    This is a complex subject. During my last 25 years+ working in this area both as the Director of a CIC and as a senior teacher (also as a parent) I have not seen a deterioration in services from Croydon Council or South London NHS. I have seen a continuation of a dreadful service that is badly out of touch with the needs of vulnerable young people and would rather spend money on lawyers than on working with the community to find cost effective ways of solving problems. I suspect things are so bad inside the Council that individual officers are frightened: by their lack of knowledge; by their lack of funds; by internal bullying; by distressed parents and other stakeholders who are at their wits end crying out for better, more coherent support.
    Croydon riots involved a significant number of youngsters who felt marginalised by society – that was the point at which all stakeholders including the NHS and the local Council staff should have been coming together to discuss the real underlying causes. In South Croydon we had such conversations at South Croydon Community Association and identified a wide variety of issues that destabilised society that stemmed from failure to deal with vulnerable young people in an appropriate manner, on a timely basis, hence leaving us with long-term expensive problems. On the micro-level we knew that not a lot was happening for our youngsters in Care because we were battling an out of control hostel for minors on Heathfield Road – that was under a Tory administration.
    It is not about politics this debate – it is about basic humanity. It is about the basic steps that ought to be taken to ensure that every child in Croydon has the support to develop properly and securely.
    Given we only have finite resources those resources need to be used very wisely and we all need to play our part as it takes a village to raise a child. Croydon is a town with strong community groups and big faith groups. People who visit Croydon are impressed by the social cohesion that exists between all the community groups. We can choose to sink into an infantile blame game or we could all accept that we are all responsible for raising our children and that we all need to take on the role of parents and make sure that this aspect of our local Council works a lot better. The serious conversations on this matter were had at the Scrutiny Committee – there were very few people from the community or the political groups really stepping up to get to grips with the serious questions.
    Raising children is hard work day in day out. Raising traumatised children is the most demanding job in the world – let’s work together to be the best at it.

  • David White

    Resolving issues regarding children’s services is not helped by ridiculously partisan articles like this, Robert.

    As I understand it the children’s and young persons’ scrutiny committee is chaired by a Conservative councillor. Also several nearby Tory councils have also received adverse Ofsted reports.

    Instead of political mudslinging let’s look objectively at what needs to change. In my view two things which would help are 1) less agency staff and more staff directly employed by the Council, and 2) a return to the Committee System of local government in Croydon (rather than the Leader and Cabinet system).

    A Committee involving a wide range of councillors is more effective at overseeing the work and policy of a department than a single Cabinet member, no matter how conscientious he/she is. Also by meeting regularly and receiving reports and recommendations they are better placed to spot problems than a scrutiny committee looking at things less regularly and often after the event.

    • Robert Ward

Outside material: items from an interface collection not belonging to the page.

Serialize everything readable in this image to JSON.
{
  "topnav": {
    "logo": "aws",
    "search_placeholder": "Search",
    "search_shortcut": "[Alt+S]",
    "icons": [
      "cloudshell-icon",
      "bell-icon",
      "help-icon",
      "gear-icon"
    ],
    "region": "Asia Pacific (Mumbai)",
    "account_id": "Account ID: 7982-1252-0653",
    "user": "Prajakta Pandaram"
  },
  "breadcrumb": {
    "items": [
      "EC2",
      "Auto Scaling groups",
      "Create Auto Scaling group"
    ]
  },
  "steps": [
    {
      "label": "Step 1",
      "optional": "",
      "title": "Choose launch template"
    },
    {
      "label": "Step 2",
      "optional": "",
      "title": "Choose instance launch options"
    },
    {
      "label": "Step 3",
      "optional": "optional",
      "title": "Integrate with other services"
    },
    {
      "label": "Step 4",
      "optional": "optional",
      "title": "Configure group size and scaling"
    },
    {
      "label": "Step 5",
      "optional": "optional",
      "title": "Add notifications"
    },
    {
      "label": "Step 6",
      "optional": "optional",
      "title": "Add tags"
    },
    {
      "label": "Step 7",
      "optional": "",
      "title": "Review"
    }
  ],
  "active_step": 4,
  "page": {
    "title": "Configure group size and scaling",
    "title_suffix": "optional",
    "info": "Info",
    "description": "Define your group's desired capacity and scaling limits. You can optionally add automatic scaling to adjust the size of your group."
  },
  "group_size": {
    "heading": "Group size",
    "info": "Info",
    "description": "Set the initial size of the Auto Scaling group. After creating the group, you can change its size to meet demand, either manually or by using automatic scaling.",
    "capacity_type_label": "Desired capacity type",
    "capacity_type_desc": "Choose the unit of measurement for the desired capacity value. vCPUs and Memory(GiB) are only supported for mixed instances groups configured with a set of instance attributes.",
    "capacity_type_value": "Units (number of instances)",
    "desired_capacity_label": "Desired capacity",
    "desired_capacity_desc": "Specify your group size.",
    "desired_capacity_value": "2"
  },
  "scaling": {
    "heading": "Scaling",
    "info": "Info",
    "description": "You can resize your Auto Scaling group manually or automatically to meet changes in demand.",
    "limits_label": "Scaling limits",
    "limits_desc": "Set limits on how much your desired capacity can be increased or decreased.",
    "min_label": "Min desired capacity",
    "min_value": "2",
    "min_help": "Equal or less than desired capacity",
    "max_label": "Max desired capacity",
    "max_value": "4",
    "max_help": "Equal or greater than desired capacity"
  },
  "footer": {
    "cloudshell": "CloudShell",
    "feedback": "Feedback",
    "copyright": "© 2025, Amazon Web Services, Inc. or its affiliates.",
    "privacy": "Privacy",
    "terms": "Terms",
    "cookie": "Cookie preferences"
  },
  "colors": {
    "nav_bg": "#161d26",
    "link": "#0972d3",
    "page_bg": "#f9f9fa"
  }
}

      Thanks David.

      Good try but the Council is run by the party who has the most seats. At the moment that is Labour whose style of governing is to keep as much from the opposition as possible and to ignore any questions that are raised. The effectiveness of scrutiny in such an environment is very limited. What is clear is that this is firmly at Labour’s door.

      Where I can agree is that it is worth looking at the committee system which you are not the first to commend. I have no experience of this option. The Leader and Cabinet system can work but much is determined by the style of the Leader. The style of Councillor Newman is in my opinion a large part of the problem.